NHS Highland (Dunbar Hospital)

Scottish Executive Question Time — General Questions – in the Scottish Parliament at 11:40 am on 7th October 2010.

Alert me about debates like this

Photo of Jamie Stone Jamie Stone Liberal Democrat 11:40 am, 7th October 2010

To ask the Scottish Executive what discussions it is having with NHS Highland regarding the future of Dunbar hospital. (S3O-11656)

Photo of Nicola Sturgeon Nicola Sturgeon Scottish National Party

I have recently written to the member on this important matter and confirmed that I am aware that services at Dunbar hospital are currently being examined as a part of a wider review of services throughout west Caithness by NHS Highland. I have asked the board to keep me informed as the review progresses. The board has been clear that its objective is to ensure that services in the area meet the needs of local people, that they remain of the highest quality and that they continue to offer best value for taxpayers' investment.

Photo of Jamie Stone Jamie Stone Liberal Democrat

I look forward to receiving the cabinet secretary's letter.

NHS Highland does not appear to be listening to the people on the ground at all with regard to providing what is best for the area. Local people did not want an office-hours accident and emergency service in Thurso and they did not agree to four beds being removed from the hospital. Will the cabinet secretary look into why the views of local people are not being taken into account and see whether she can bring this to a stop?

Photo of Nicola Sturgeon Nicola Sturgeon Scottish National Party

I will make two points to Jamie Stone, both of which I hope will be helpful. As members appreciate, we have had debates on this issue frequently and will no doubt have them in the future. Health care is not delivered in a static way. Boards are always seeking to enhance and improve the quality of services that they provide in the community because, generally speaking, people want to be treated as close to home as possible and, as far as is possible, in their own community. That work often has an impact on in-patient services.

The second point is that I expect health boards to engage positively, constructively and meaningfully with local communities when they are contemplating change. I have made that crystal clear to a number of health boards on a number of occasions in relation to a number of issues. I will continue to make that clear to boards, including NHS Highland in this regard.

Photo of Rob Gibson Rob Gibson Scottish National Party

Does the cabinet secretary recognise the need for respite beds for geriatric patients in this case? Local people are concerned about that issue. Will the projected need for beds at the Dunbar hospital be reduced by modern treatments?

Photo of Nicola Sturgeon Nicola Sturgeon Scottish National Party

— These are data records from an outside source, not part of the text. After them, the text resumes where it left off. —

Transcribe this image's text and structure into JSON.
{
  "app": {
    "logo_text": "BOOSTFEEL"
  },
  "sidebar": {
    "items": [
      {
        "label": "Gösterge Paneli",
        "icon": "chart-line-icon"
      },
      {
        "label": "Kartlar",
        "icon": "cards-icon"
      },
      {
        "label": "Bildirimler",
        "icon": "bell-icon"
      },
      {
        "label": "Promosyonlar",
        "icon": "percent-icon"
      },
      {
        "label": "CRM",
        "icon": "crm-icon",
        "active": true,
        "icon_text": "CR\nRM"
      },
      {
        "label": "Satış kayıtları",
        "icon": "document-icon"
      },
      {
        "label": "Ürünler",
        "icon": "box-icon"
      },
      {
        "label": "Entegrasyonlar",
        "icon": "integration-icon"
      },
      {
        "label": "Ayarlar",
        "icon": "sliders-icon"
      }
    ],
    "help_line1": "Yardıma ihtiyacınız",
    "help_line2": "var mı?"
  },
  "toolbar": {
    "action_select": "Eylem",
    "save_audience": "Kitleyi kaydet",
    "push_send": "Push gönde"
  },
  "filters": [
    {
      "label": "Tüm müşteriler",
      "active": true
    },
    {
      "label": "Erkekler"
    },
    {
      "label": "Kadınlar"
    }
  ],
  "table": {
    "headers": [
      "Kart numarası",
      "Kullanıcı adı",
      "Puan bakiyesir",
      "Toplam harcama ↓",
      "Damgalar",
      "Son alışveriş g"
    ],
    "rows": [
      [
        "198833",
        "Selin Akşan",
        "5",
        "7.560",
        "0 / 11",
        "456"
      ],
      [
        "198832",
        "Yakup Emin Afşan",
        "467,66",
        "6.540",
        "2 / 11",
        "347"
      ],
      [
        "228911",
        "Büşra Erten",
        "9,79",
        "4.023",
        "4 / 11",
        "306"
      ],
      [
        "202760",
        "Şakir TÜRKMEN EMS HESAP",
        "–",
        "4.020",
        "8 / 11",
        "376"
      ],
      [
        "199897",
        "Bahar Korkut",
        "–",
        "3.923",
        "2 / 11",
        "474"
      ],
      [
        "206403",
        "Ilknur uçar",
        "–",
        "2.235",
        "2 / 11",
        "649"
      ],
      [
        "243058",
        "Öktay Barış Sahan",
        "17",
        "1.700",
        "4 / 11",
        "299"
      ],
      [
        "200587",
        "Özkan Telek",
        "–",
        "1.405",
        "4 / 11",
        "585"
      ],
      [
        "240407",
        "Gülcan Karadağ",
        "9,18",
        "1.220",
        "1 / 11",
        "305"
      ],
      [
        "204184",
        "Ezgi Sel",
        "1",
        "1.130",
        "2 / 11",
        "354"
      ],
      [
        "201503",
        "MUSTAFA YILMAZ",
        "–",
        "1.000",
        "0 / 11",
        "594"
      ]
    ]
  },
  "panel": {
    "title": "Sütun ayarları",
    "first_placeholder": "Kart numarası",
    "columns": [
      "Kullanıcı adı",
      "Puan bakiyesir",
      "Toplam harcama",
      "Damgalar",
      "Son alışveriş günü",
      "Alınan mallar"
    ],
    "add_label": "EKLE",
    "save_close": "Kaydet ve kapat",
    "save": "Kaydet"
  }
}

Rob Gibson is making the point that I made in my first answer. I do not want to pre-empt in any way the consultation that is under way with regard to Dunbar hospital and others in the area. As medical technology advances and the modes of delivery of health care progress, more people can be treated in the community, and the pattern of health services that we provide has to adapt over time to reflect that. That does not take away from the fact that I expect local communities to be fully involved in the discussions and decision making around all the decisions, which, on occasion, can be very difficult to make.